“Was it pity? Or were your fatherly concerns aroused with the knowledge of your impending responsibilities?” 

He bristled, peppery brows furrowing, his mouth transforming into a sneer.

Ah, there’s the Peter I know.

Pauline elbowed me. I ignored her. 

“Troian, I am your father, and you are under my custody.” 

“You’re just a man who made a small contribution towards my genetic makeup, nothing more!”

“You will respect me, Troian. You’re under my custody, despite being eighteen, which you should be grateful for. After what happened, you should be surprised that I’ve forgiven you and that I’m taking you in.” 

 “Seems like you haven’t. And for the record, I haven’t done anything wrong. It’s you who left me.”

And just like that the flame died out. Silence resonated after our rapid exchange. 

I clenched my fists. The atrocity to his claims urged me to chuck a pebble at him but I had to maintain a sense of decorum. As Charlie had advised, ‘avoid becoming a complaint’. But he was a decorated patriot who had fought to protect his country. His level of patience exceeded my short temper. 

“Perhaps we should go inside now that we’ve reacquainted ourselves.” Tristan finally spoke. His azure gaze arresting me. For a second though his eyes averted to Pauline, who hovered beside me. Pauline’s eyes widened in shock. 

Could he see Pauline? 

Was this inherited? 

I chose to remain calm, despite my inner turmoil. 

He hadn’t spoken a word. Merely observed as Peter and I had quarrelled over spilt milk. But his eyes spoke wisdom, like they did when I had last seen him as a child.

Peter turned, leaving me outside, alone with Tristan who continued his silent scrutiny of his estranged twin.
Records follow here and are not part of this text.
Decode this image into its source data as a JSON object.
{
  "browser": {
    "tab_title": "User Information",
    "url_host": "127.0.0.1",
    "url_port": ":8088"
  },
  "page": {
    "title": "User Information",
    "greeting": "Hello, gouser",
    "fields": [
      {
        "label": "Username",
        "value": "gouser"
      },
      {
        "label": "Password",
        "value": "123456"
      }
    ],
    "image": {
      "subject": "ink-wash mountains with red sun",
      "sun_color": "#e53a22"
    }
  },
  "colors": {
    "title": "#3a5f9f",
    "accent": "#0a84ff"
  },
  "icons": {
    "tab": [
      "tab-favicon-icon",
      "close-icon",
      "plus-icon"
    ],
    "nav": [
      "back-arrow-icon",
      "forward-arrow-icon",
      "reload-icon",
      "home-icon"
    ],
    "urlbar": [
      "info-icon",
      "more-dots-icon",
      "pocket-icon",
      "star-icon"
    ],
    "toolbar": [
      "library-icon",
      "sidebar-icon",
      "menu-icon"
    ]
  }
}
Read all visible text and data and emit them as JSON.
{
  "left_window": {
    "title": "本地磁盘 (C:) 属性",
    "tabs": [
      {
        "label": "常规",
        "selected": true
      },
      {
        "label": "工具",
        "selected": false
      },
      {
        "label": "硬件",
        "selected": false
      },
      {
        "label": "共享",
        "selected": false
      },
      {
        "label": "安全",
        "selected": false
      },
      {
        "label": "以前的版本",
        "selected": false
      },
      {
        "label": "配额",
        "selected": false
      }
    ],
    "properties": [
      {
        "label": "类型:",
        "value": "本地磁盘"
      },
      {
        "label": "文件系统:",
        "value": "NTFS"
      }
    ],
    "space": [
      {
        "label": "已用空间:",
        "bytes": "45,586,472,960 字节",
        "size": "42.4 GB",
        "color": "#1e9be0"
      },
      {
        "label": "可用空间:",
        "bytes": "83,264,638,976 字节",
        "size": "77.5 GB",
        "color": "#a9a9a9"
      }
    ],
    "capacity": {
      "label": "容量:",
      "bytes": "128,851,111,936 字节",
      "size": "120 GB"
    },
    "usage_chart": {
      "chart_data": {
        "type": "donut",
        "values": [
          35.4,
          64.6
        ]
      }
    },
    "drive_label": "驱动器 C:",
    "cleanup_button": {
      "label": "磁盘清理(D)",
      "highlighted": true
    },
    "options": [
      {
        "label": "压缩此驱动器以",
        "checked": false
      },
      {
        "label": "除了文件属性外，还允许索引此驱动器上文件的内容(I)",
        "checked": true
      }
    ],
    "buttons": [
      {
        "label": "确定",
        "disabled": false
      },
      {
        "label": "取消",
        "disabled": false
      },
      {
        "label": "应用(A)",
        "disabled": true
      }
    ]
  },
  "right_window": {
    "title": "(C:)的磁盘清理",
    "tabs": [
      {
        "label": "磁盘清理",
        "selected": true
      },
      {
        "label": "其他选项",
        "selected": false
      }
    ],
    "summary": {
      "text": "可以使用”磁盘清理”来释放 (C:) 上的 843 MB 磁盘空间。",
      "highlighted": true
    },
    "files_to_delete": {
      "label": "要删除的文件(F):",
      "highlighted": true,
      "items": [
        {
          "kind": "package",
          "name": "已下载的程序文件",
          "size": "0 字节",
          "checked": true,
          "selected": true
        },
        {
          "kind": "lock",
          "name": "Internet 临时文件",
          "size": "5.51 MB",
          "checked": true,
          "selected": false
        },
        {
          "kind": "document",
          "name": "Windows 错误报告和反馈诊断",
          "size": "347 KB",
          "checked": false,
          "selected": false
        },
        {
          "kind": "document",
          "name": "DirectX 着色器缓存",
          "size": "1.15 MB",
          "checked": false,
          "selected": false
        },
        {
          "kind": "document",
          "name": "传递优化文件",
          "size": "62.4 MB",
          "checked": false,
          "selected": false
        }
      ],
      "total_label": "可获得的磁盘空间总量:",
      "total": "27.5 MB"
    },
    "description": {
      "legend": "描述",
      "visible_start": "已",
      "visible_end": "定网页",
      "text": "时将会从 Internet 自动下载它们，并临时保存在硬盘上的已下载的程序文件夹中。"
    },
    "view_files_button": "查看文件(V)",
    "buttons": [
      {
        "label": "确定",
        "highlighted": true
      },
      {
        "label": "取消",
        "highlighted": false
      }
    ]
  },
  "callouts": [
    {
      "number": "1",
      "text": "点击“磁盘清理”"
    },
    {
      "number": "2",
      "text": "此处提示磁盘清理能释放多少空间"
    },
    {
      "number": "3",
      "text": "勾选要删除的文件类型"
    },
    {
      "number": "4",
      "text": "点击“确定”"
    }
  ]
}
We were so different in many regards. Even as children, whilst I followed Charlotte and Peter like a lost puppy, always seeking their attention, Tristan remained calm and indifferent, choosing to be a silent observer instead. 

So, I stared back, trying desperately to cling to my false bravado. But I was one second away from bolting. That was until, he too, turned to leave, calling for the butler to fetch my luggage. 

“That went well.” Pauline spoke, her voice riddled with anxiety over what just happened. 

I sighed and made my way towards the grand entrance knowing very well that I had entered the gates of hell. 

Penned By: Rtr. Bernadette Jayasooriya (Editorial Member 2022-23)

Edited and published by: RACSLIIT Editorial Team 2022-23

Leave a Reply

Fill in your details below or click an icon to log in:

WordPress.com Logo

You are commenting using your WordPress.com account. Log Out /  Change )

Twitter picture

You are commenting using your Twitter account. Log Out /  Change )

Facebook photo

You are commenting using your Facebook account. Log Out /  Change )

Connecting to %s